**Source records**
● ● ● ● ●

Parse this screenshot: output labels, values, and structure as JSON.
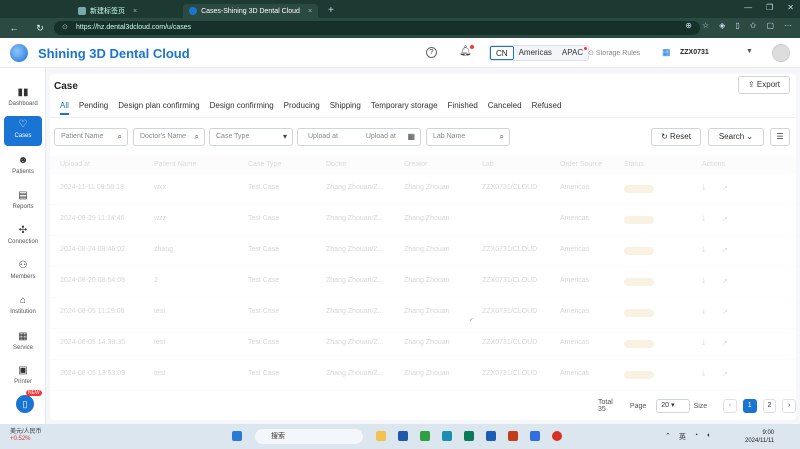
{
  "browser": {
    "tabs": [
      {
        "label": "新建标签页",
        "active": false
      },
      {
        "label": "Cases-Shining 3D Dental Cloud",
        "active": true
      }
    ],
    "url": "https://hz.dental3dcloud.com/u/cases"
  },
  "header": {
    "brand": "Shining 3D Dental Cloud",
    "regions": [
      "CN",
      "Americas",
      "APAC"
    ],
    "active_region": "CN",
    "storage_rules": "Storage Rules",
    "org": "ZZX0731"
  },
  "sidebar": {
    "items": [
      {
        "label": "Dashboard",
        "icon": "bar-chart-icon",
        "glyph": "▮▮"
      },
      {
        "label": "Cases",
        "icon": "tooth-icon",
        "glyph": "♡"
      },
      {
        "label": "Patients",
        "icon": "patients-icon",
        "glyph": "☻"
      },
      {
        "label": "Reports",
        "icon": "reports-icon",
        "glyph": "▤"
      },
      {
        "label": "Connection",
        "icon": "connection-icon",
        "glyph": "✣"
      },
      {
        "label": "Members",
        "icon": "members-icon",
        "glyph": "⚇"
      },
      {
        "label": "Institution",
        "icon": "institution-icon",
        "glyph": "⌂"
      },
      {
        "label": "Service",
        "icon": "service-icon",
        "glyph": "▦"
      },
      {
        "label": "Printer",
        "icon": "printer-icon",
        "glyph": "▣"
      }
    ],
    "new_badge": "NEW"
  },
  "main": {
    "title": "Case",
    "export_label": "Export",
    "tabs": [
      "All",
      "Pending",
      "Design plan confirming",
      "Design confirming",
      "Producing",
      "Shipping",
      "Temporary storage",
      "Finished",
      "Canceled",
      "Refused"
    ],
    "filters": {
      "patient_name": "Patient Name",
      "doctor_name": "Doctor's Name",
      "case_type": "Case Type",
      "upload_at_from": "Upload at",
      "upload_at_to": "Upload at",
      "lab_name": "Lab Name"
    },
    "reset_label": "Reset",
    "search_label": "Search",
    "columns": [
      "Upload at",
      "Patient Name",
      "Case Type",
      "Doctor",
      "Creator",
      "Lab",
      "Order Source",
      "Status",
      "Actions"
    ],
    "rows": [
      {
        "upload": "2024-11-11 09:58:18",
        "patient": "wxx",
        "type": "Test Case",
        "doctor": "Zhang Zhouan/Z...",
        "creator": "Zhang Zhouan",
        "lab": "ZZX0731/CLOUD",
        "source": "Americas"
      },
      {
        "upload": "2024-08-29 11:14:46",
        "patient": "wzz",
        "type": "Test Case",
        "doctor": "Zhang Zhouan/Z...",
        "creator": "Zhang Zhouan",
        "lab": "",
        "source": "Americas"
      },
      {
        "upload": "2024-08-24 08:46:02",
        "patient": "zhang",
        "type": "Test Case",
        "doctor": "Zhang Zhouan/Z...",
        "creator": "Zhang Zhouan",
        "lab": "ZZX0731/CLOUD",
        "source": "Americas"
      },
      {
        "upload": "2024-08-20 08:54:08",
        "patient": "2",
        "type": "Test Case",
        "doctor": "Zhang Zhouan/Z...",
        "creator": "Zhang Zhouan",
        "lab": "ZZX0731/CLOUD",
        "source": "Americas"
      },
      {
        "upload": "2024-08-05 11:29:05",
        "patient": "test",
        "type": "Test Case",
        "doctor": "Zhang Zhouan/Z...",
        "creator": "Zhang Zhouan",
        "lab": "ZZX0731/CLOUD",
        "source": "Americas"
      },
      {
        "upload": "2024-08-05 14:38:35",
        "patient": "test",
        "type": "Test Case",
        "doctor": "Zhang Zhouan/Z...",
        "creator": "Zhang Zhouan",
        "lab": "ZZX0731/CLOUD",
        "source": "Americas"
      },
      {
        "upload": "2024-08-05 13:53:09",
        "patient": "test",
        "type": "Test Case",
        "doctor": "Zhang Zhouan/Z...",
        "creator": "Zhang Zhouan",
        "lab": "ZZX0731/CLOUD",
        "source": "Americas"
      }
    ],
    "pagination": {
      "total": "Total 35",
      "page_label": "Page",
      "page_size": "20",
      "size_label": "Size",
      "pages": [
        "1",
        "2"
      ],
      "current": "1"
    }
  },
  "taskbar": {
    "weather_title": "美元/人民币",
    "weather_value": "+0.52%",
    "search": "搜索",
    "time": "9:00",
    "date": "2024/11/11"
  },
  "colors": {
    "accent": "#1a74d3",
    "chrome": "#1c3a32"
  }
}
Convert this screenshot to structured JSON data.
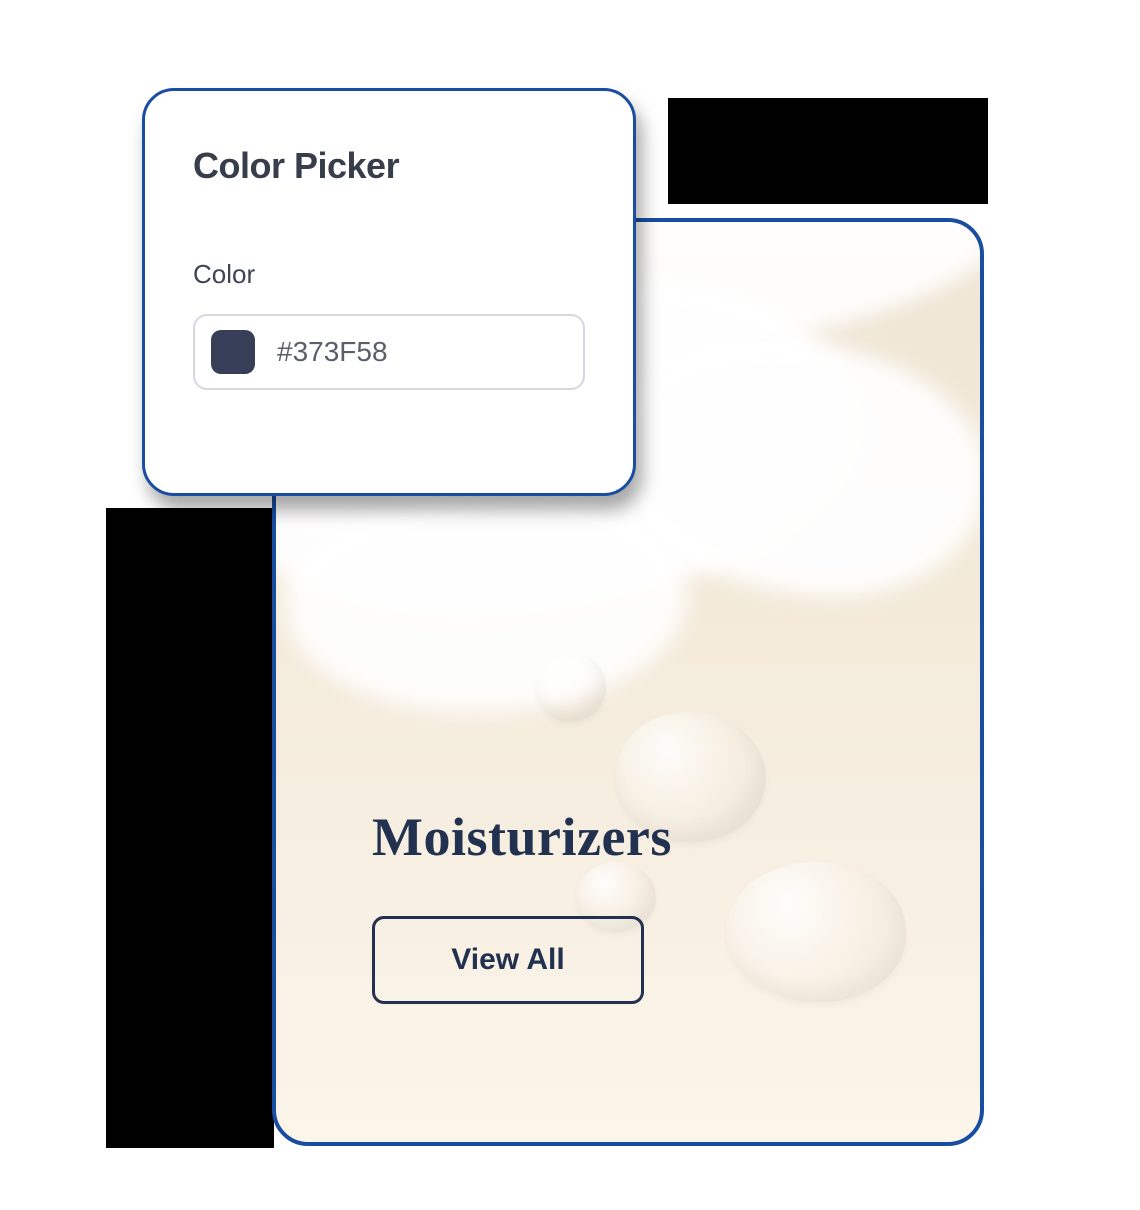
{
  "picker": {
    "title": "Color Picker",
    "label": "Color",
    "value": "#373F58",
    "swatch_color": "#373F58"
  },
  "hero": {
    "title": "Moisturizers",
    "button_label": "View All"
  },
  "colors": {
    "accent_border": "#194da0",
    "text_dark": "#22314f"
  }
}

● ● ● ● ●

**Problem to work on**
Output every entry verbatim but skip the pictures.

**Exercise result**
Parse this screenshot: output labels, values, and structure as JSON.
{
  "browser": {
    "tabs": [
      {
        "label": "新建标签页",
        "active": false
      },
      {
        "label": "Cases-Shining 3D Dental Cloud",
        "active": true
      }
    ],
    "url": "https://hz.dental3dcloud.com/u/cases"
  },
  "header": {
    "brand": "Shining 3D Dental Cloud",
    "regions": [
      "CN",
      "Americas",
      "APAC"
    ],
    "active_region": "CN",
    "storage_rules": "Storage Rules",
    "org": "ZZX0731"
  },
  "sidebar": {
    "items": [
      {
        "label": "Dashboard",
        "icon": "bar-chart-icon",
        "glyph": "▮▮"
      },
      {
        "label": "Cases",
        "icon": "tooth-icon",
        "glyph": "♡"
      },
      {
        "label": "Patients",
        "icon": "patients-icon",
        "glyph": "☻"
      },
      {
        "label": "Reports",
        "icon": "reports-icon",
        "glyph": "▤"
      },
      {
        "label": "Connection",
        "icon": "connection-icon",
        "glyph": "✣"
      },
      {
        "label": "Members",
        "icon": "members-icon",
        "glyph": "⚇"
      },
      {
        "label": "Institution",
        "icon": "institution-icon",
        "glyph": "⌂"
      },
      {
        "label": "Service",
        "icon": "service-icon",
        "glyph": "▦"
      },
      {
        "label": "Printer",
        "icon": "printer-icon",
        "glyph": "▣"
      }
    ],
    "new_badge": "NEW"
  },
  "main": {
    "title": "Case",
    "export_label": "Export",
    "tabs": [
      "All",
      "Pending",
      "Design plan confirming",
      "Design confirming",
      "Producing",
      "Shipping",
      "Temporary storage",
      "Finished",
      "Canceled",
      "Refused"
    ],
    "filters": {
      "patient_name": "Patient Name",
      "doctor_name": "Doctor's Name",
      "case_type": "Case Type",
      "upload_at_from": "Upload at",
      "upload_at_to": "Upload at",
      "lab_name": "Lab Name"
    },
    "reset_label": "Reset",
    "search_label": "Search",
    "columns": [
      "Upload at",
      "Patient Name",
      "Case Type",
      "Doctor",
      "Creator",
      "Lab",
      "Order Source",
      "Status",
      "Actions"
    ],
    "rows": [
      {
        "upload": "2024-11-11 09:58:18",
        "patient": "wxx",
        "type": "Test Case",
        "doctor": "Zhang Zhouan/Z...",
        "creator": "Zhang Zhouan",
        "lab": "ZZX0731/CLOUD",
        "source": "Americas"
      },
      {
        "upload": "2024-08-29 11:14:46",
        "patient": "wzz",
        "type": "Test Case",
        "doctor": "Zhang Zhouan/Z...",
        "creator": "Zhang Zhouan",
        "lab": "",
        "source": "Americas"
      },
      {
        "upload": "2024-08-24 08:46:02",
        "patient": "zhang",
        "type": "Test Case",
        "doctor": "Zhang Zhouan/Z...",
        "creator": "Zhang Zhouan",
        "lab": "ZZX0731/CLOUD",
        "source": "Americas"
      },
      {
        "upload": "2024-08-20 08:54:08",
        "patient": "2",
        "type": "Test Case",
        "doctor": "Zhang Zhouan/Z...",
        "creator": "Zhang Zhouan",
        "lab": "ZZX0731/CLOUD",
        "source": "Americas"
      },
      {
        "upload": "2024-08-05 11:29:05",
        "patient": "test",
        "type": "Test Case",
        "doctor": "Zhang Zhouan/Z...",
        "creator": "Zhang Zhouan",
        "lab": "ZZX0731/CLOUD",
        "source": "Americas"
      },
      {
        "upload": "2024-08-05 14:38:35",
        "patient": "test",
        "type": "Test Case",
        "doctor": "Zhang Zhouan/Z...",
        "creator": "Zhang Zhouan",
        "lab": "ZZX0731/CLOUD",
        "source": "Americas"
      },
      {
        "upload": "2024-08-05 13:53:09",
        "patient": "test",
        "type": "Test Case",
        "doctor": "Zhang Zhouan/Z...",
        "creator": "Zhang Zhouan",
        "lab": "ZZX0731/CLOUD",
        "source": "Americas"
      }
    ],
    "pagination": {
      "total": "Total 35",
      "page_label": "Page",
      "page_size": "20",
      "size_label": "Size",
      "pages": [
        "1",
        "2"
      ],
      "current": "1"
    }
  },
  "taskbar": {
    "weather_title": "美元/人民币",
    "weather_value": "+0.52%",
    "search": "搜索",
    "time": "9:00",
    "date": "2024/11/11"
  },
  "colors": {
    "accent": "#1a74d3",
    "chrome": "#1c3a32"
  }
}
Convert this screenshot to structured JSON data.
{
  "picker": {
    "title": "Color Picker",
    "label": "Color",
    "value": "#373F58",
    "swatch_color": "#373F58"
  },
  "hero": {
    "title": "Moisturizers",
    "button_label": "View All"
  },
  "colors": {
    "accent_border": "#194da0",
    "text_dark": "#22314f"
  }
}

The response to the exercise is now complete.